However, unlike psychiatrists, psychiatric nurses do not need medical degrees and can only administer medication that is approved by a physician. Although job outlook varies depending on location and job setting, in general psychiatric nurses have a positive outlook, with career options expected to remain robust in the near future. A marriage and family therapist is “trained to assess, diagnose and treat individuals, couples, families and groups to achieve more adequate, satisfying and productive marriage, family and social adjustment.
” Because all individuals are involved in interpersonal relationships, the services that a marriage and family therapist are broad and career outlooks are strong. The therapist can work with individual clients, with couples, or with families. Counseling includes assessments of the individuals involved as well as the cognitive and behavioral issues evident in the interpersonal relationships.

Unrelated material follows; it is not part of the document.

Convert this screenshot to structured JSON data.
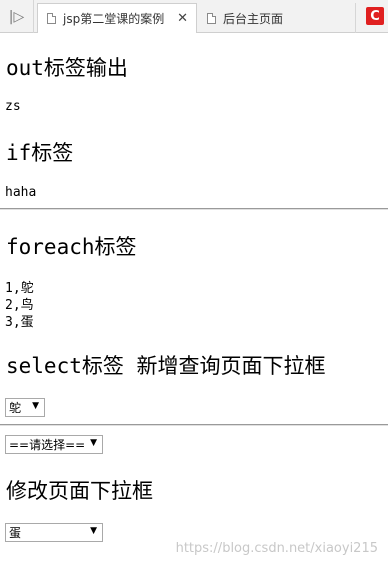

Marriage and family therapists usually address relationship conflicts including sexual dysfunction, divorce, homosexual unions, and other issues that affect family units.
Marriage and family therapists may work in tandem with other mental health professionals such as by referring clients to specialists, social workers, or psychiatrists where necessary. All mental health careers are interrelated and mental health professionals have become interdependent, their roles sometimes blurred when working with clients with special needs. Of the above listed careers, only psychiatrists require medical degrees. Many mental health workers can begin working with a Bachelor’s degree but most of the time, a Master’s or a PhD will be necessary.
Work settings for mental health careers are similar: some choose to work in private practice settings, others in organizational ones. Some mental health professionals, such as social worker, lends themselves more to organizational work than to private practice, whereas others, like marriage and family therapists, are more inclined to be self-employed. Regardless, all of the mental health careers require patience, compassion, caring, and expert training. Bibliography : “Counselors. ” U. S. Department of Labor: Bureau of Labor Statistics.
Retrieved Feb 21, 2006 from http://www. bls. gov/oco/ocos067. htm “Mental Health Counselor. ” Florida Health Careers. Retrieved Feb 21, 2006 from http://www. flahec. org/hlthcareers/MENTCOUN. HTM “Occupation Information. ” Retrieved Feb 21, 2006 from http://www. myfuture. edu. au/services/default. asp? FunctionID=5050;ASCO=231227A “Physicians. ” U. S. Department of Labor: Bureau of Labor Statistics. Retrieved Feb 21, 2006 from http://www. bls. gov/oco/ocos074. htm “Registered Nurses. ” U. S.
Department of Labor: Bureau of Labor Statistics. Retrieved Feb 21, 2006 from http://www. bls. gov/oco/ocos083. htm “Social Workers. ” U. S. Department of Labor: Bureau of Labor Statistics. Retrieved Feb 21, 2006 from http://www. bls. gov/oco/ocos060. htm “Substance Abuse Counselor. ” The Princeton Review. Retrieved Feb 21, 2006 from http://www. princetonreview. com/cte/profiles/dayInLife. asp? careerID=172 “What is a Marriage and Family Therapist. ” Retrieved Feb 21, 2006 from http://www. camft. org/scriptcontent/whatIsMFT/WhatIsMFT. html